### Material provided:
>>>

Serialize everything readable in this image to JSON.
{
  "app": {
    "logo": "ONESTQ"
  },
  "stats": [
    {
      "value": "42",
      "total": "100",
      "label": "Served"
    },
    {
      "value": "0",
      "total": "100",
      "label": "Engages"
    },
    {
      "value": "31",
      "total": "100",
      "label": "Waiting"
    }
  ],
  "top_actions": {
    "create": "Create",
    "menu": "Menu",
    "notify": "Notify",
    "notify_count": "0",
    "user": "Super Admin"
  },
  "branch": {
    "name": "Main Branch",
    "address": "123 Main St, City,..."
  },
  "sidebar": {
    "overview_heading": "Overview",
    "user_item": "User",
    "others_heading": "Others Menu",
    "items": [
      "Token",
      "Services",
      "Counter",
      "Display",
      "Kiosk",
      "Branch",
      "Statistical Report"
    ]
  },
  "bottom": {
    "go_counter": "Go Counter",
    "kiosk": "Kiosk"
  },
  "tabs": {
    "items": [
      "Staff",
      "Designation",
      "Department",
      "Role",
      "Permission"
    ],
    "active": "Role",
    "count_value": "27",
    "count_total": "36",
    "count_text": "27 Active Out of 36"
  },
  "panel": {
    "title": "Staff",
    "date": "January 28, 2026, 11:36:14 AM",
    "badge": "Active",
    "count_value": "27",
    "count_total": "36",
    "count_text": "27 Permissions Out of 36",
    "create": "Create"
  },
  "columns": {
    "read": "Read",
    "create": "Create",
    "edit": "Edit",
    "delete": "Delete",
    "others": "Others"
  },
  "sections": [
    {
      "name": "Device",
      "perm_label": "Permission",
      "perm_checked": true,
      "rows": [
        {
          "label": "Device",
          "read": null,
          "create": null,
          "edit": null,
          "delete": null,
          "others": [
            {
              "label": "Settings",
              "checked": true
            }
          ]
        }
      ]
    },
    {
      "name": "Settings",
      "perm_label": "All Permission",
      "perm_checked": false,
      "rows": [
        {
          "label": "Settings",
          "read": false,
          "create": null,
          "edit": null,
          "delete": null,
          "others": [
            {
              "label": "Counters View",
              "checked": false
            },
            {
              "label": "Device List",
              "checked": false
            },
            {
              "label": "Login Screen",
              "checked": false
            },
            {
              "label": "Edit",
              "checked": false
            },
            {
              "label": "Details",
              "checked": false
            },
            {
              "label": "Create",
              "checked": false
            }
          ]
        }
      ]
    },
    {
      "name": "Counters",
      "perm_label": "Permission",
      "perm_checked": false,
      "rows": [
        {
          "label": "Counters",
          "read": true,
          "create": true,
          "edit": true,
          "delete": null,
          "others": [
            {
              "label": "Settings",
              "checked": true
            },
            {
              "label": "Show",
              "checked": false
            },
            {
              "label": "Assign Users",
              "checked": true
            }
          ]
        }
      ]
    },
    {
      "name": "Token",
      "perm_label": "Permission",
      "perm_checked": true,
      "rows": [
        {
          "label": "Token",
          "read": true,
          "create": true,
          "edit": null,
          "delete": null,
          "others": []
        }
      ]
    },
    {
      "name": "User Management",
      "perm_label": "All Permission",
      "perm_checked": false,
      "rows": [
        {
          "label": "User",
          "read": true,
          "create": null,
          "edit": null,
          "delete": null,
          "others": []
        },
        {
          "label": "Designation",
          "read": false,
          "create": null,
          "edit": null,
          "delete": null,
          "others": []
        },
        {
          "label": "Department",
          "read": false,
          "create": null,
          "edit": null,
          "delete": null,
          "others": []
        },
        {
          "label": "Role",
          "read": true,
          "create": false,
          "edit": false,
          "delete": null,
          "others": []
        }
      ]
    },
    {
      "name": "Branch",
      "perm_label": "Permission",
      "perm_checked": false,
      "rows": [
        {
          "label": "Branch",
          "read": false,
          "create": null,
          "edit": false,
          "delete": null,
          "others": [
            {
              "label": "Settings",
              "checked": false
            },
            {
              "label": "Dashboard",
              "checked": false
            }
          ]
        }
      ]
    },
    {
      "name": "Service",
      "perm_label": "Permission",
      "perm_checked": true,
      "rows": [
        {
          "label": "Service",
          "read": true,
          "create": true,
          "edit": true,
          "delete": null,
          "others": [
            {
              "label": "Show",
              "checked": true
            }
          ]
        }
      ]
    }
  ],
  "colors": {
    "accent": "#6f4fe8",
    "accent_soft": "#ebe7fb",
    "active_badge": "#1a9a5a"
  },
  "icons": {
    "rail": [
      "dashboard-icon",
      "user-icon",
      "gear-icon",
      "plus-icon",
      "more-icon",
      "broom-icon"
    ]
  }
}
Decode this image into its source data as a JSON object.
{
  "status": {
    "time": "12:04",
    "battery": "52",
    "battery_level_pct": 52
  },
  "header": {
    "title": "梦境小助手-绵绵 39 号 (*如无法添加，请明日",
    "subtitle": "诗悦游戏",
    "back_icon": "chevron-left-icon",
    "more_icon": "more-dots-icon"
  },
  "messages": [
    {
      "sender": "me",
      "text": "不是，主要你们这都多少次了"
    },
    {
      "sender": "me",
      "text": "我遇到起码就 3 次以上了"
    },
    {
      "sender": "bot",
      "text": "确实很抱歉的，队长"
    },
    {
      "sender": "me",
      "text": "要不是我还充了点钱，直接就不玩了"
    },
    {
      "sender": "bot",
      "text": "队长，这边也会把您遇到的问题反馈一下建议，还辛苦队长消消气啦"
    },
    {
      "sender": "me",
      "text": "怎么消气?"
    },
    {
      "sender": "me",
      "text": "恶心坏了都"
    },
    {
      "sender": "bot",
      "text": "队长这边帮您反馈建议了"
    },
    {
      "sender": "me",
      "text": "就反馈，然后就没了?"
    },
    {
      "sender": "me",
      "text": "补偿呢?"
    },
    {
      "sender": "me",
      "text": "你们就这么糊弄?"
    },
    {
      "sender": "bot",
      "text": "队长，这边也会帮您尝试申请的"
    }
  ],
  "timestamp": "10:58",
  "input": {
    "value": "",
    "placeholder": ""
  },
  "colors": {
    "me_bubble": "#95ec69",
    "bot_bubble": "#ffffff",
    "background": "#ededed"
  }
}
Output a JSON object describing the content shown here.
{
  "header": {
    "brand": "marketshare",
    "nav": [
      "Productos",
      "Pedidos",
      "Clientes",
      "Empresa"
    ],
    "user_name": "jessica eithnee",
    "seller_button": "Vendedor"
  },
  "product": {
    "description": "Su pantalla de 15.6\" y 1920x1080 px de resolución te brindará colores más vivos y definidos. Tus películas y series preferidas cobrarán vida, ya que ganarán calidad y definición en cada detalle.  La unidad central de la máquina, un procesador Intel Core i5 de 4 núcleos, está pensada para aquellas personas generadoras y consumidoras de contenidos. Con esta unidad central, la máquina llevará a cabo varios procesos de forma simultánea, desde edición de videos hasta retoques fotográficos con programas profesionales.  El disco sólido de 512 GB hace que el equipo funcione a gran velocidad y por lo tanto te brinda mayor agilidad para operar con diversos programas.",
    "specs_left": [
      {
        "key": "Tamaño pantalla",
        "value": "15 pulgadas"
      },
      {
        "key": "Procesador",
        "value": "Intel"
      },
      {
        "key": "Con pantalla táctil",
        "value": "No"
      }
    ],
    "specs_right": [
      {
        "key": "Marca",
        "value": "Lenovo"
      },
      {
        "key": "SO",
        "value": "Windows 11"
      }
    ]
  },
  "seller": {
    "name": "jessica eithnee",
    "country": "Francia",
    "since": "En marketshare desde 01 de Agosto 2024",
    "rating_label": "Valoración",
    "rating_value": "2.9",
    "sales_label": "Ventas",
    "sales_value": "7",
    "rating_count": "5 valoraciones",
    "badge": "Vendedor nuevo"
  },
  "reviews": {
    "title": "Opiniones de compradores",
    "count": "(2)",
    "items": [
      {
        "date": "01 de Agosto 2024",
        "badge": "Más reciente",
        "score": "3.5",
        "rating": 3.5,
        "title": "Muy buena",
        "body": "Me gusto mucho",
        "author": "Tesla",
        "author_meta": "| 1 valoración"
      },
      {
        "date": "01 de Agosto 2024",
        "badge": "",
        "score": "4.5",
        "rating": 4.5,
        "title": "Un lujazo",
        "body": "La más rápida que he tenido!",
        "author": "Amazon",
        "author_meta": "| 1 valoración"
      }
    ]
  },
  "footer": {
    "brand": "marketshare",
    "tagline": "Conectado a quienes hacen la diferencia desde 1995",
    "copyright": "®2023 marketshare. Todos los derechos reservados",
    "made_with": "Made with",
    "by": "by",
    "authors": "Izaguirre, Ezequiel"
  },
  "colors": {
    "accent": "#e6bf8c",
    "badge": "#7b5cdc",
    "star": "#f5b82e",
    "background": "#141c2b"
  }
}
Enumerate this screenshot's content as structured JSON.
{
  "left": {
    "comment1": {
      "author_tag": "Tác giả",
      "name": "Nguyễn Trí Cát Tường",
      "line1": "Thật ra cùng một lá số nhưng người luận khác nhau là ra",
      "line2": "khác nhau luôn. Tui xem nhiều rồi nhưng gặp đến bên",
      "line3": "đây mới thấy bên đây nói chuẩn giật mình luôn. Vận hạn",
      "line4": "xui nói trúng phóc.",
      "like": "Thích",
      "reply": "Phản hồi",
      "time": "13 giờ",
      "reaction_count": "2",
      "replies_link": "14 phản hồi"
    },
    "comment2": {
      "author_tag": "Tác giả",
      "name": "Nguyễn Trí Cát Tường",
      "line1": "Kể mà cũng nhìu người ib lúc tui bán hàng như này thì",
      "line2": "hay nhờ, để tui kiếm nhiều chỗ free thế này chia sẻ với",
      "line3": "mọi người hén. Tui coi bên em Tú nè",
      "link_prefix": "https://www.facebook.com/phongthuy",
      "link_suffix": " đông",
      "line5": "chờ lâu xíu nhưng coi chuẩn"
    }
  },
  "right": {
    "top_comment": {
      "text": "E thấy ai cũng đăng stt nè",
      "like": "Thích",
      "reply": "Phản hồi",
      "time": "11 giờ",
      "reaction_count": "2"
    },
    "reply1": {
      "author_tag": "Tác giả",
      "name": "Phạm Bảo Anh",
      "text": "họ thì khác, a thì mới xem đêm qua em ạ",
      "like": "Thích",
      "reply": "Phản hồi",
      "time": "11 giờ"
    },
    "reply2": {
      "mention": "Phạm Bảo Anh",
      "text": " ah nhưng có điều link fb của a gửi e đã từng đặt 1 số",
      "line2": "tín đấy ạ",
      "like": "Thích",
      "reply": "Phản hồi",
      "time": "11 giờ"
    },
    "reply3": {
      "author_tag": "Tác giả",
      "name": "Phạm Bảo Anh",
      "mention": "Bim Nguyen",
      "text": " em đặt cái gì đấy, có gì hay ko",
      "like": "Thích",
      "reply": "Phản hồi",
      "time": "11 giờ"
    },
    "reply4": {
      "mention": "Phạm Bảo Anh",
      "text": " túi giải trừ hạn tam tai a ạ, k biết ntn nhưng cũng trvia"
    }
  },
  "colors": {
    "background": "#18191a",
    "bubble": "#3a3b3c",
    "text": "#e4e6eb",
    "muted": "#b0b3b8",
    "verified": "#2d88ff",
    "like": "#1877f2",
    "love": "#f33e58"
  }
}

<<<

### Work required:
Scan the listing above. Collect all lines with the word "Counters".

### Final answer:
              "label": "Counters View",
      "name": "Counters",
          "label": "Counters",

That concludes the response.